Stored items
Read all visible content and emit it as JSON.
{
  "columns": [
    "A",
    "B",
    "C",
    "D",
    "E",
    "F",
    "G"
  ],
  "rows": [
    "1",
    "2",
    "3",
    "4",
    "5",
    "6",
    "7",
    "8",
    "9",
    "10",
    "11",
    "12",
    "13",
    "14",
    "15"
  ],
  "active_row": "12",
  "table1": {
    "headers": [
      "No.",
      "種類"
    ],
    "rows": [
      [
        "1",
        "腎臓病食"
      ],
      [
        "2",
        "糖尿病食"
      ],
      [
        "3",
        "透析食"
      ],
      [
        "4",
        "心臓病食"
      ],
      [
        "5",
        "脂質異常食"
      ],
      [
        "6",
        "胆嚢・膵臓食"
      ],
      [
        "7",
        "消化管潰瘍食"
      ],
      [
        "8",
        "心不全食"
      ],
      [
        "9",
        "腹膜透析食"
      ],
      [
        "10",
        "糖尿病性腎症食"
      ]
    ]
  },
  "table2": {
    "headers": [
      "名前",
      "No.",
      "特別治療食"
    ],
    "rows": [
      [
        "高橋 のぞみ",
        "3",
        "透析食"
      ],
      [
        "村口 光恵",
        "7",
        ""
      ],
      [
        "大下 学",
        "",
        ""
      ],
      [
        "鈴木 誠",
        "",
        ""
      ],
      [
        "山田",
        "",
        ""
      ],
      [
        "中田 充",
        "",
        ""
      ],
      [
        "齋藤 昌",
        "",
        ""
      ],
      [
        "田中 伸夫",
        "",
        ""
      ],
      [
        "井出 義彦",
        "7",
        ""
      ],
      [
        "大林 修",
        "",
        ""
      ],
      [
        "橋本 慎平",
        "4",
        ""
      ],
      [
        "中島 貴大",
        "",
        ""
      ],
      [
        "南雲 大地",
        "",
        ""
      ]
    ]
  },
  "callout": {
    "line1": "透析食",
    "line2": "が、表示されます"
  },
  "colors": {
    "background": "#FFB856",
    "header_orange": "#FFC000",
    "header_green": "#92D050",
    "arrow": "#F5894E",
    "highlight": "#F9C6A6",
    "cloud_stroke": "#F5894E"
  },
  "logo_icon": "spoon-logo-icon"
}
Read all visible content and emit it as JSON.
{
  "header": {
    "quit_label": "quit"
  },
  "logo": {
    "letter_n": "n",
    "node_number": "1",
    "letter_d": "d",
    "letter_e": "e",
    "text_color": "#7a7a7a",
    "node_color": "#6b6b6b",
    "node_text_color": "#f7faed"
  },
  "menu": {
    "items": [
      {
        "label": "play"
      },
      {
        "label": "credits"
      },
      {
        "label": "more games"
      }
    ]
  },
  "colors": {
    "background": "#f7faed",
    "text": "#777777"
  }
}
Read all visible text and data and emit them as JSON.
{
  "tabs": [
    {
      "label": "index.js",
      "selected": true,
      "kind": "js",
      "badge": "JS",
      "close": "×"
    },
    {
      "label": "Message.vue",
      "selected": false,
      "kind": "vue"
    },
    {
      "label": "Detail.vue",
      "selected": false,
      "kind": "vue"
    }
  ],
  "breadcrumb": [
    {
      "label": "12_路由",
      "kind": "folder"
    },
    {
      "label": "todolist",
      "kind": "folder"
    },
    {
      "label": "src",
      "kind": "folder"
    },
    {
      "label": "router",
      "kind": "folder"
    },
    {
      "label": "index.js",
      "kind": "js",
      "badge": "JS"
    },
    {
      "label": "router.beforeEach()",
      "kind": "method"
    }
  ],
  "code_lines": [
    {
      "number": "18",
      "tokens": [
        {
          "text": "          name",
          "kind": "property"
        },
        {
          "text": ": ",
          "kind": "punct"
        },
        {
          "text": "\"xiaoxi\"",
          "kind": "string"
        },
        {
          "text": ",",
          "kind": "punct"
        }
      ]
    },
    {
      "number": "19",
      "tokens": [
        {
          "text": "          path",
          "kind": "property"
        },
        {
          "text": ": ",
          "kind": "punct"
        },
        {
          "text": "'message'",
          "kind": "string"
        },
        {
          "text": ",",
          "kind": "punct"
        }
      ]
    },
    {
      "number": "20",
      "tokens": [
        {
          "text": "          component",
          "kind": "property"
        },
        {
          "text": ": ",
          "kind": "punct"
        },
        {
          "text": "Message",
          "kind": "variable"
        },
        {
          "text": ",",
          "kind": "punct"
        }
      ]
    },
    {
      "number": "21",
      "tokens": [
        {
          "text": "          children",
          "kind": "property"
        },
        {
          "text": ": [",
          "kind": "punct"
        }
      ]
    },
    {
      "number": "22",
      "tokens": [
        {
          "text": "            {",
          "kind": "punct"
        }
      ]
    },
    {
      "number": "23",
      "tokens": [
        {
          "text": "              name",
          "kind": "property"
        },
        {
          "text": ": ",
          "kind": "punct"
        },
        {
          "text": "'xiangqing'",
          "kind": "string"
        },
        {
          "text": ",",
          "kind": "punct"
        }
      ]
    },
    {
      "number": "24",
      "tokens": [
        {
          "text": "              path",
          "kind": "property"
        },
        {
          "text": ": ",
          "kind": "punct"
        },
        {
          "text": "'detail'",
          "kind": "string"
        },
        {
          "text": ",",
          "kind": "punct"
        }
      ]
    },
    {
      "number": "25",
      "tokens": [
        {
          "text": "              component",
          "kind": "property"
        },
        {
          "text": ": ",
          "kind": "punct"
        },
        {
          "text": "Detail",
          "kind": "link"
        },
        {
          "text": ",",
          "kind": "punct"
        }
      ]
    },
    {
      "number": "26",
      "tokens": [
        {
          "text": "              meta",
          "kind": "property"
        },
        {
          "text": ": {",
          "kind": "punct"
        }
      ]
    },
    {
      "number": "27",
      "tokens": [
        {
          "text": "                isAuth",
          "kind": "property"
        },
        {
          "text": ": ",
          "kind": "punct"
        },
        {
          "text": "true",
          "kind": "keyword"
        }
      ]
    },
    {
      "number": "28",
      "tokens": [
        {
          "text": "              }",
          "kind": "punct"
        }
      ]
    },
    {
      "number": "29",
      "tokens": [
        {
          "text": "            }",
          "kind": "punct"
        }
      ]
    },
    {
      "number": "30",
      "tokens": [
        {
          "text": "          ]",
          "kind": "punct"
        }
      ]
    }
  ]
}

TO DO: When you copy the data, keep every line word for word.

RESPONSE AREA:
Read all visible content and emit it as JSON.
{
  "columns": [
    "A",
    "B",
    "C",
    "D",
    "E",
    "F",
    "G"
  ],
  "rows": [
    "1",
    "2",
    "3",
    "4",
    "5",
    "6",
    "7",
    "8",
    "9",
    "10",
    "11",
    "12",
    "13",
    "14",
    "15"
  ],
  "active_row": "12",
  "table1": {
    "headers": [
      "No.",
      "種類"
    ],
    "rows": [
      [
        "1",
        "腎臓病食"
      ],
      [
        "2",
        "糖尿病食"
      ],
      [
        "3",
        "透析食"
      ],
      [
        "4",
        "心臓病食"
      ],
      [
        "5",
        "脂質異常食"
      ],
      [
        "6",
        "胆嚢・膵臓食"
      ],
      [
        "7",
        "消化管潰瘍食"
      ],
      [
        "8",
        "心不全食"
      ],
      [
        "9",
        "腹膜透析食"
      ],
      [
        "10",
        "糖尿病性腎症食"
      ]
    ]
  },
  "table2": {
    "headers": [
      "名前",
      "No.",
      "特別治療食"
    ],
    "rows": [
      [
        "高橋 のぞみ",
        "3",
        "透析食"
      ],
      [
        "村口 光恵",
        "7",
        ""
      ],
      [
        "大下 学",
        "",
        ""
      ],
      [
        "鈴木 誠",
        "",
        ""
      ],
      [
        "山田",
        "",
        ""
      ],
      [
        "中田 充",
        "",
        ""
      ],
      [
        "齋藤 昌",
        "",
        ""
      ],
      [
        "田中 伸夫",
        "",
        ""
      ],
      [
        "井出 義彦",
        "7",
        ""
      ],
      [
        "大林 修",
        "",
        ""
      ],
      [
        "橋本 慎平",
        "4",
        ""
      ],
      [
        "中島 貴大",
        "",
        ""
      ],
      [
        "南雲 大地",
        "",
        ""
      ]
    ]
  },
  "callout": {
    "line1": "透析食",
    "line2": "が、表示されます"
  },
  "colors": {
    "background": "#FFB856",
    "header_orange": "#FFC000",
    "header_green": "#92D050",
    "arrow": "#F5894E",
    "highlight": "#F9C6A6",
    "cloud_stroke": "#F5894E"
  },
  "logo_icon": "spoon-logo-icon"
}
Read all visible content and emit it as JSON.
{
  "header": {
    "quit_label": "quit"
  },
  "logo": {
    "letter_n": "n",
    "node_number": "1",
    "letter_d": "d",
    "letter_e": "e",
    "text_color": "#7a7a7a",
    "node_color": "#6b6b6b",
    "node_text_color": "#f7faed"
  },
  "menu": {
    "items": [
      {
        "label": "play"
      },
      {
        "label": "credits"
      },
      {
        "label": "more games"
      }
    ]
  },
  "colors": {
    "background": "#f7faed",
    "text": "#777777"
  }
}
Read all visible text and data and emit them as JSON.
{
  "tabs": [
    {
      "label": "index.js",
      "selected": true,
      "kind": "js",
      "badge": "JS",
      "close": "×"
    },
    {
      "label": "Message.vue",
      "selected": false,
      "kind": "vue"
    },
    {
      "label": "Detail.vue",
      "selected": false,
      "kind": "vue"
    }
  ],
  "breadcrumb": [
    {
      "label": "12_路由",
      "kind": "folder"
    },
    {
      "label": "todolist",
      "kind": "folder"
    },
    {
      "label": "src",
      "kind": "folder"
    },
    {
      "label": "router",
      "kind": "folder"
    },
    {
      "label": "index.js",
      "kind": "js",
      "badge": "JS"
    },
    {
      "label": "router.beforeEach()",
      "kind": "method"
    }
  ],
  "code_lines": [
    {
      "number": "18",
      "tokens": [
        {
          "text": "          name",
          "kind": "property"
        },
        {
          "text": ": ",
          "kind": "punct"
        },
        {
          "text": "\"xiaoxi\"",
          "kind": "string"
        },
        {
          "text": ",",
          "kind": "punct"
        }
      ]
    },
    {
      "number": "19",
      "tokens": [
        {
          "text": "          path",
          "kind": "property"
        },
        {
          "text": ": ",
          "kind": "punct"
        },
        {
          "text": "'message'",
          "kind": "string"
        },
        {
          "text": ",",
          "kind": "punct"
        }
      ]
    },
    {
      "number": "20",
      "tokens": [
        {
          "text": "          component",
          "kind": "property"
        },
        {
          "text": ": ",
          "kind": "punct"
        },
        {
          "text": "Message",
          "kind": "variable"
        },
        {
          "text": ",",
          "kind": "punct"
        }
      ]
    },
    {
      "number": "21",
      "tokens": [
        {
          "text": "          children",
          "kind": "property"
        },
        {
          "text": ": [",
          "kind": "punct"
        }
      ]
    },
    {
      "number": "22",
      "tokens": [
        {
          "text": "            {",
          "kind": "punct"
        }
      ]
    },
    {
      "number": "23",
      "tokens": [
        {
          "text": "              name",
          "kind": "property"
        },
        {
          "text": ": ",
          "kind": "punct"
        },
        {
          "text": "'xiangqing'",
          "kind": "string"
        },
        {
          "text": ",",
          "kind": "punct"
        }
      ]
    },
    {
      "number": "24",
      "tokens": [
        {
          "text": "              path",
          "kind": "property"
        },
        {
          "text": ": ",
          "kind": "punct"
        },
        {
          "text": "'detail'",
          "kind": "string"
        },
        {
          "text": ",",
          "kind": "punct"
        }
      ]
    },
    {
      "number": "25",
      "tokens": [
        {
          "text": "              component",
          "kind": "property"
        },
        {
          "text": ": ",
          "kind": "punct"
        },
        {
          "text": "Detail",
          "kind": "link"
        },
        {
          "text": ",",
          "kind": "punct"
        }
      ]
    },
    {
      "number": "26",
      "tokens": [
        {
          "text": "              meta",
          "kind": "property"
        },
        {
          "text": ": {",
          "kind": "punct"
        }
      ]
    },
    {
      "number": "27",
      "tokens": [
        {
          "text": "                isAuth",
          "kind": "property"
        },
        {
          "text": ": ",
          "kind": "punct"
        },
        {
          "text": "true",
          "kind": "keyword"
        }
      ]
    },
    {
      "number": "28",
      "tokens": [
        {
          "text": "              }",
          "kind": "punct"
        }
      ]
    },
    {
      "number": "29",
      "tokens": [
        {
          "text": "            }",
          "kind": "punct"
        }
      ]
    },
    {
      "number": "30",
      "tokens": [
        {
          "text": "          ]",
          "kind": "punct"
        }
      ]
    }
  ]
}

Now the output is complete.